First of all, I apologise for my long absence since posting my last blog. I went through a rough time this summer and struggled to get myself encouraged again to blog. Based on this, I thought it would be good to share the story about what happened over the summer as it was eczema related.
Before I start my story, below are examples of different types of environments that affect me:
- Aeroplane – due to no natural ventilation and conditioning, therefore my skin is prone to dry. I managed this by taking small jars of cream with me on the plane (under 100ml obviously due to airport security).
- Anywhere where it is too hot, dry or humid – due to being sweaty causing the itchy skin
- Anywhere where it is too cold – due to cold air cracking the skin. As winter is coming, I am going to into depth about this in another blog.
- Anywhere with high levels of dust – this triggers asthma as well as eczema.
- Going from one extreme environment to another – e.g. in the summer going from hot into air conditioning on several occasions and in the winter going from the cold into the warmth.
In September 2015 I started a new job and the office was located in a tall building on the 10th floor. Although the office had nice views of London it was not possible to open windows and there was no natural ventilation. I did not think anything of it at first, however, over time, it lead to complications.
The eczema when starting the job was under control. Things got worse a few months in due to stress at home and moving house twice. However afterwards, I still had flare-ups and very dry skin which resulted to several trips to doctor and hospital using steroid creams, antibiotic creams/tablets and sick days off work.
The air conditioning and no natural ventilation in the office dried out the skin which caused flakiness and flare-ups. Also, the temperature there was not consistent. In the morning it was too hot and then went cold a few hours later. This issue not only affected me but also other people.

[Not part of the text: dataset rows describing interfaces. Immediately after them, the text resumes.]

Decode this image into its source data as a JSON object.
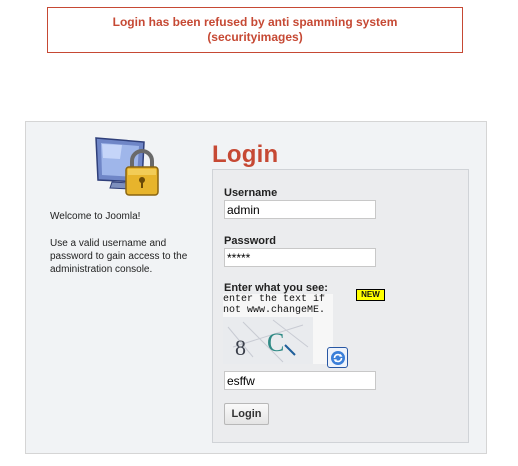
{
  "error": {
    "message": "Login has been refused by anti spamming system\n(securityimages)",
    "color": "#c64934"
  },
  "sidebar": {
    "icon": "monitor-lock-icon",
    "welcome_title": "Welcome to Joomla!",
    "welcome_desc": "Use a valid username and password to gain access to the administration console."
  },
  "login": {
    "heading": "Login",
    "username_label": "Username",
    "username_value": "admin",
    "password_label": "Password",
    "password_value": "*****",
    "captcha_label": "Enter what you see:",
    "captcha_badge": "NEW",
    "captcha_hint_line1": "enter the text if",
    "captcha_hint_line2": "not www.changeME.",
    "captcha_chars": "8C",
    "refresh_icon": "refresh-icon",
    "captcha_value": "esffw",
    "button_label": "Login"
  }
}
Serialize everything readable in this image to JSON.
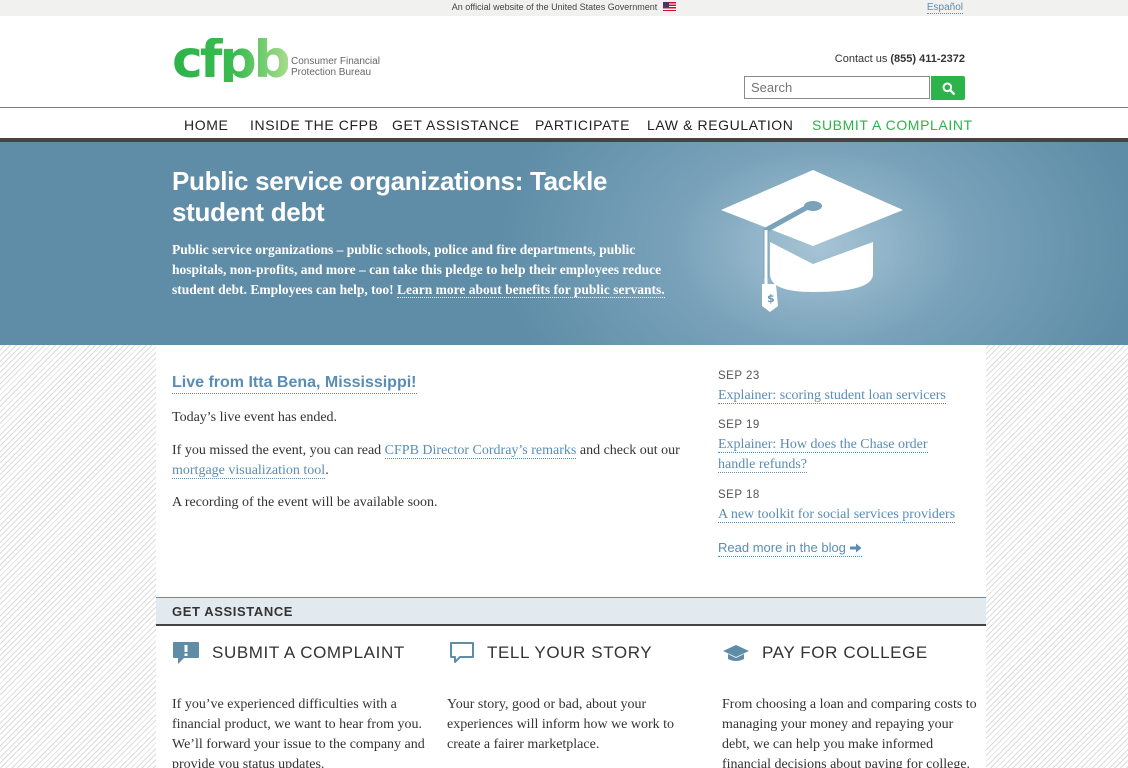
{
  "gov_banner": {
    "official_text": "An official website of the United States Government",
    "flag_icon": "us-flag-icon",
    "spanish_link": "Español"
  },
  "header": {
    "logo_text": "cfpb",
    "logo_subtitle": "Consumer Financial Protection Bureau",
    "contact_label": "Contact us",
    "contact_phone": "(855) 411-2372",
    "search_placeholder": "Search",
    "search_icon": "search-icon"
  },
  "nav": {
    "items": [
      {
        "label": "HOME"
      },
      {
        "label": "INSIDE THE CFPB"
      },
      {
        "label": "GET ASSISTANCE"
      },
      {
        "label": "PARTICIPATE"
      },
      {
        "label": "LAW & REGULATION"
      },
      {
        "label": "SUBMIT A COMPLAINT"
      }
    ]
  },
  "hero": {
    "title": "Public service organizations: Tackle student debt",
    "text": "Public service organizations – public schools, police and fire departments, public hospitals, non-profits, and more – can take this pledge to help their employees reduce student debt. Employees can help, too!",
    "link": "Learn more about benefits for public servants.",
    "icon": "graduation-cap-icon"
  },
  "event": {
    "title": "Live from Itta Bena, Mississippi!",
    "ended": "Today’s live event has ended.",
    "missed_prefix": "If you missed the event, you can read",
    "remarks_link": "CFPB Director Cordray’s remarks",
    "missed_middle": "and check out our",
    "tool_link": "mortgage visualization tool",
    "missed_suffix": ".",
    "recording": "A recording of the event will be available soon."
  },
  "blog": {
    "posts": [
      {
        "date": "SEP 23",
        "title": "Explainer: scoring student loan servicers"
      },
      {
        "date": "SEP 19",
        "title": "Explainer: How does the Chase order handle refunds?"
      },
      {
        "date": "SEP 18",
        "title": "A new toolkit for social services providers"
      }
    ],
    "read_more": "Read more in the blog",
    "arrow_icon": "arrow-right-icon"
  },
  "get_assistance": {
    "heading": "GET ASSISTANCE",
    "columns": [
      {
        "icon": "complaint-bubble-icon",
        "title": "SUBMIT A COMPLAINT",
        "text": "If you’ve experienced difficulties with a financial product, we want to hear from you. We’ll forward your issue to the company and provide you status updates."
      },
      {
        "icon": "speech-bubble-icon",
        "title": "TELL YOUR STORY",
        "text": "Your story, good or bad, about your experiences will inform how we work to create a fairer marketplace."
      },
      {
        "icon": "graduation-cap-icon",
        "title": "PAY FOR COLLEGE",
        "text": "From choosing a loan and comparing costs to managing your money and repaying your debt, we can help you make informed financial decisions about paying for college."
      }
    ]
  },
  "colors": {
    "brand_green": "#2cb34a",
    "link_blue": "#5a8db5",
    "hero_blue": "#6b97b0"
  }
}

One day I was speaking to someone who said that their skin had become dry and they didn’t even suffer from eczema. After reflecting on this comment and comparing to what the eczema was like prior to September 2015, I realised the office environment was the reason why my skin was the way it was. I raised the issue with my manager and was referred to occupational health who carried out a risk assessment. The problem was that the organisation I worked for rented out part of the building which was owned by another organisation, therefore was difficult to resolve and was beyond management’s control.

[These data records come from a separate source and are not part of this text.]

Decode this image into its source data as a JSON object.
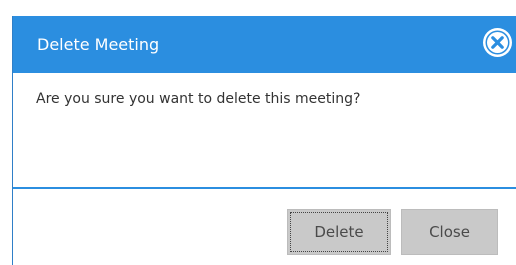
{
  "dialog": {
    "title": "Delete Meeting",
    "message": "Are you sure you want to delete this meeting?",
    "buttons": {
      "delete_label": "Delete",
      "close_label": "Close"
    },
    "close_icon": "close-circle-icon"
  },
  "colors": {
    "titlebar": "#2b8ee0",
    "title_text": "#ffffff",
    "button_bg": "#c9c9c9",
    "button_text": "#4a4a4a",
    "separator": "#2b8ee0"
  }
}
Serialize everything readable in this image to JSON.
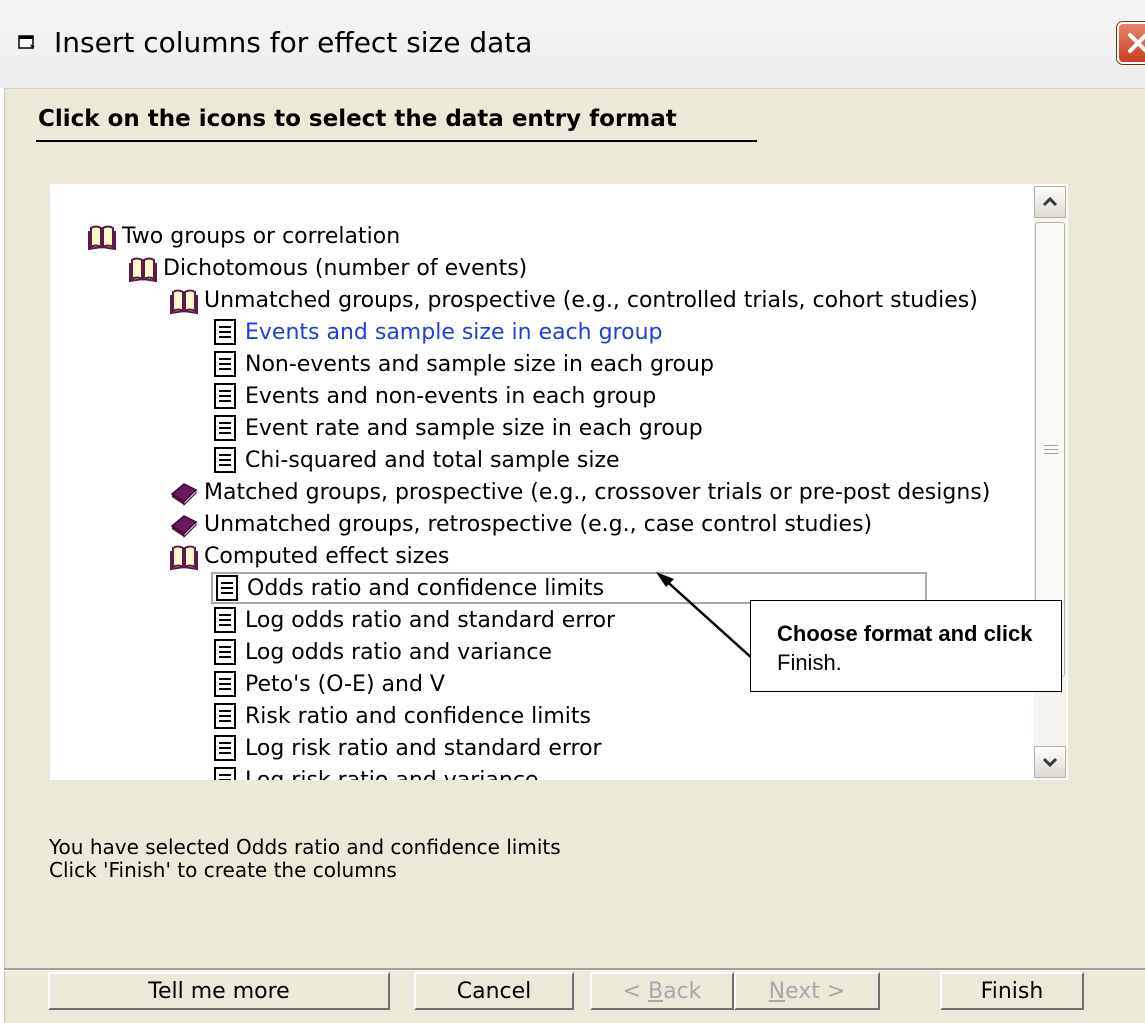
{
  "window": {
    "title": "Insert columns for effect size data"
  },
  "instruction": "Click on the icons to select the data entry format",
  "tree": [
    {
      "label": "Two groups or correlation",
      "icon": "open-book-icon",
      "level": 0
    },
    {
      "label": "Dichotomous (number of events)",
      "icon": "open-book-icon",
      "level": 1
    },
    {
      "label": "Unmatched groups, prospective (e.g., controlled trials, cohort studies)",
      "icon": "open-book-icon",
      "level": 2
    },
    {
      "label": "Events and sample size in each group",
      "icon": "document-icon",
      "level": 3,
      "highlight": true
    },
    {
      "label": "Non-events and sample size in each group",
      "icon": "document-icon",
      "level": 3
    },
    {
      "label": "Events and non-events in each group",
      "icon": "document-icon",
      "level": 3
    },
    {
      "label": "Event rate and sample size in each group",
      "icon": "document-icon",
      "level": 3
    },
    {
      "label": "Chi-squared and total sample size",
      "icon": "document-icon",
      "level": 3
    },
    {
      "label": "Matched groups, prospective (e.g., crossover trials or pre-post designs)",
      "icon": "closed-book-icon",
      "level": 2
    },
    {
      "label": "Unmatched groups, retrospective (e.g., case control studies)",
      "icon": "closed-book-icon",
      "level": 2
    },
    {
      "label": "Computed effect sizes",
      "icon": "open-book-icon",
      "level": 2
    },
    {
      "label": "Odds ratio and confidence limits",
      "icon": "document-icon",
      "level": 3,
      "selected": true
    },
    {
      "label": "Log odds ratio and standard error",
      "icon": "document-icon",
      "level": 3
    },
    {
      "label": "Log odds ratio and variance",
      "icon": "document-icon",
      "level": 3
    },
    {
      "label": "Peto's (O-E) and V",
      "icon": "document-icon",
      "level": 3
    },
    {
      "label": "Risk ratio and confidence limits",
      "icon": "document-icon",
      "level": 3
    },
    {
      "label": "Log risk ratio and standard error",
      "icon": "document-icon",
      "level": 3
    },
    {
      "label": "Log risk ratio and variance",
      "icon": "document-icon",
      "level": 3
    }
  ],
  "callout": {
    "bold_text": "Choose format and click",
    "plain_text": "Finish."
  },
  "status": {
    "line1": "You have selected Odds ratio and confidence limits",
    "line2": "Click 'Finish' to create the columns"
  },
  "buttons": {
    "tell_me_more": "Tell me more",
    "cancel": "Cancel",
    "back_prefix": "< ",
    "back_underline": "B",
    "back_rest": "ack",
    "next_underline": "N",
    "next_rest": "ext >",
    "finish": "Finish"
  },
  "colors": {
    "highlight_link": "#1f3fdc",
    "dialog_bg": "#ece9d8",
    "close_button": "#c6401f"
  }
}
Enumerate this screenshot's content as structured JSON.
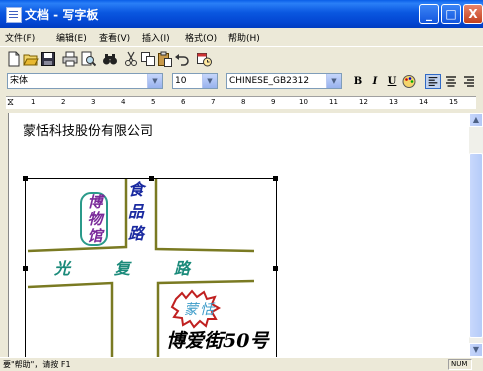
{
  "window": {
    "title": "文档 - 写字板"
  },
  "title_buttons": {
    "minimize": "_",
    "maximize": "□",
    "close": "X"
  },
  "menu": [
    "文件(F)",
    "编辑(E)",
    "查看(V)",
    "插入(I)",
    "格式(O)",
    "帮助(H)"
  ],
  "toolbar": {
    "icons": [
      "new-icon",
      "open-icon",
      "save-icon",
      "print-icon",
      "print-preview-icon",
      "find-icon",
      "cut-icon",
      "copy-icon",
      "paste-icon",
      "undo-icon",
      "insert-datetime-icon"
    ]
  },
  "format": {
    "font": "宋体",
    "size": "10",
    "charset": "CHINESE_GB2312",
    "bold": "B",
    "italic": "I",
    "underline": "U",
    "align_left_active": true
  },
  "ruler": {
    "numbers": [
      "1",
      "2",
      "3",
      "4",
      "5",
      "6",
      "7",
      "8",
      "9",
      "10",
      "11",
      "12",
      "13",
      "14",
      "15"
    ]
  },
  "document": {
    "heading": "蒙恬科技股份有限公司",
    "drawing": {
      "library_label": "博物馆",
      "vertical_road": "食品路",
      "horizontal_road": "光复路",
      "company": "蒙恬",
      "address": "博爱街50号"
    }
  },
  "status": {
    "hint": "要\"帮助\"，请按 F1",
    "num": "NUM"
  }
}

Basically, I knew that in order to protect my health I would either have to find another job in the same organisation on another site or leave completely taking into consideration layouts and the surrounding of office environments during interviews. Last year, a one year fixed term opportunity came up in another department off-site which was not a promotion but a sideway move in an area which I had an interest in while studying at university. I applied, went for the interview and was offered the position as a one year secondment with the possibility of the position becoming permanent. Although it was a temporary move at least I would be in a different office environment for a year and could make comparisons before and after. My plan was to find another job within that year to avoid returning back from secondment.

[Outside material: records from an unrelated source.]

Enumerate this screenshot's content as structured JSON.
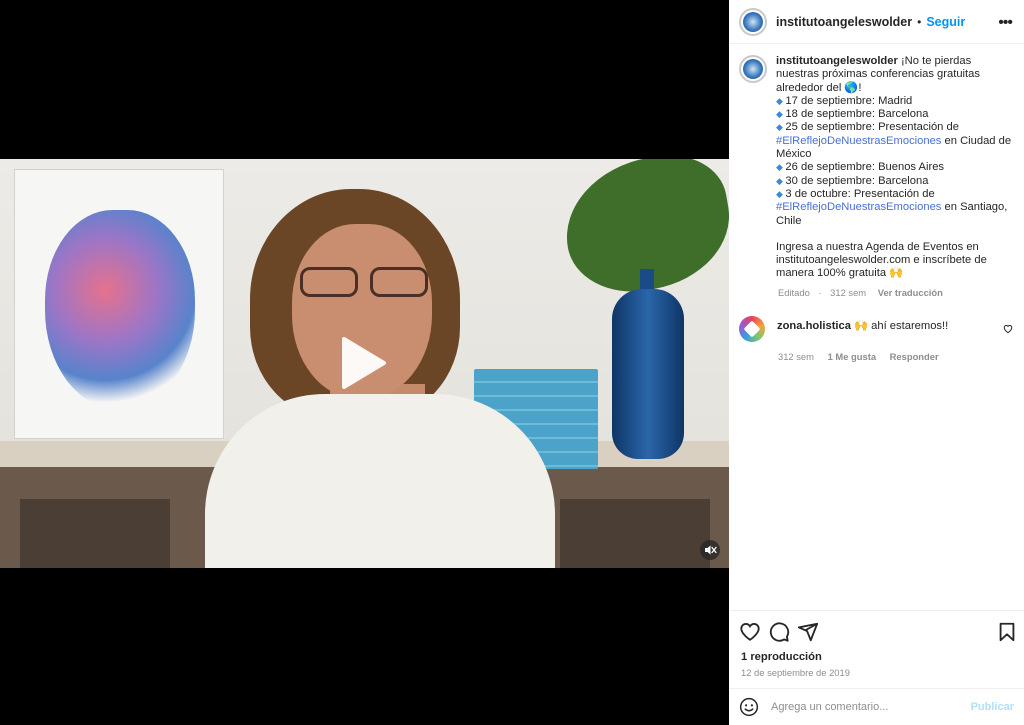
{
  "header": {
    "username": "institutoangeleswolder",
    "dot": "•",
    "follow_label": "Seguir",
    "more_label": "•••"
  },
  "caption": {
    "username": "institutoangeleswolder",
    "intro": "¡No te pierdas nuestras próximas conferencias gratuitas alrededor del 🌎!",
    "events": [
      {
        "pre": "17 de septiembre: Madrid",
        "hashtag": "",
        "post": ""
      },
      {
        "pre": "18 de septiembre: Barcelona",
        "hashtag": "",
        "post": ""
      },
      {
        "pre": "25 de septiembre: Presentación de ",
        "hashtag": "#ElReflejoDeNuestrasEmociones",
        "post": " en Ciudad de México"
      },
      {
        "pre": "26 de septiembre: Buenos Aires",
        "hashtag": "",
        "post": ""
      },
      {
        "pre": "30 de septiembre: Barcelona",
        "hashtag": "",
        "post": ""
      },
      {
        "pre": "3 de octubre: Presentación de ",
        "hashtag": "#ElReflejoDeNuestrasEmociones",
        "post": " en Santiago, Chile"
      }
    ],
    "outro": "Ingresa a nuestra Agenda de Eventos en institutoangeleswolder.com e inscríbete de manera 100% gratuita 🙌",
    "edited": "Editado",
    "time": "312 sem",
    "translate_label": "Ver traducción"
  },
  "comments": [
    {
      "username": "zona.holistica",
      "text": "🙌 ahí estaremos!!",
      "time": "312 sem",
      "likes": "1 Me gusta",
      "reply_label": "Responder"
    }
  ],
  "stats": {
    "views": "1 reproducción",
    "date": "12 de septiembre de 2019"
  },
  "add_comment": {
    "placeholder": "Agrega un comentario...",
    "publish_label": "Publicar"
  },
  "icons": [
    "like-icon",
    "comment-icon",
    "share-icon",
    "save-icon",
    "emoji-icon",
    "play-icon",
    "mute-icon",
    "heart-small-icon"
  ],
  "colors": {
    "accent": "#0095f6",
    "hashtag": "#4a6fd6",
    "muted": "#8e8e8e",
    "publish_disabled": "#b2dffc"
  }
}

Four months prior to the secondment end date, I could not be given a definite answer regarding the role becoming permanent due to financial constraints. As planned I applied for several positions elsewhere and went for interviews but was not successful. I then found out just less than one month prior that there was the funding for my role to go permanent; however, I had to go through a very bureaucratic process and re-apply for the position.
As I was going through the application process when the secondment ended, I had no choice but to return to the original office which was my biggest nightmare. There was also no negotiation to extend the secondment while applying which I was very upset about. I knew that returning would make things worse and I became very anxious.
Over the last year, the eczema had improved dramatically (bearing in mind I did have phototherapy treatment during this time (see blog https://deeperthaneczema.co.uk/my-phototherapy-light-treatment-journey/ ). So many people commented on how much my skin had improved. I had no eczema related sickness days off work or any major flare-ups.
On return, there were no environmental improvements and people complained the same way as one year ago! As well as being upset about everything I also was very confused spiritually. I could not understand why would God send me back to a working environment that harmed me? All of this made absolutely no sense. This stress and anxiety took my focus away from blogging and other non-work related activities because my main priority outside of work was to apply for other jobs (in case I was not successful) and preparing for interviews. A few weeks later after returning I was interviewed was offered the position permanently and returned a month later.
The amazing thing was throughout the short period of two months while I was there despite the air conditioning, the inconsistent temperature (this included the week in July when it was 38 degrees in London) and overall stress with the workload I had no eczema issues and everything was still under control by the grace of God!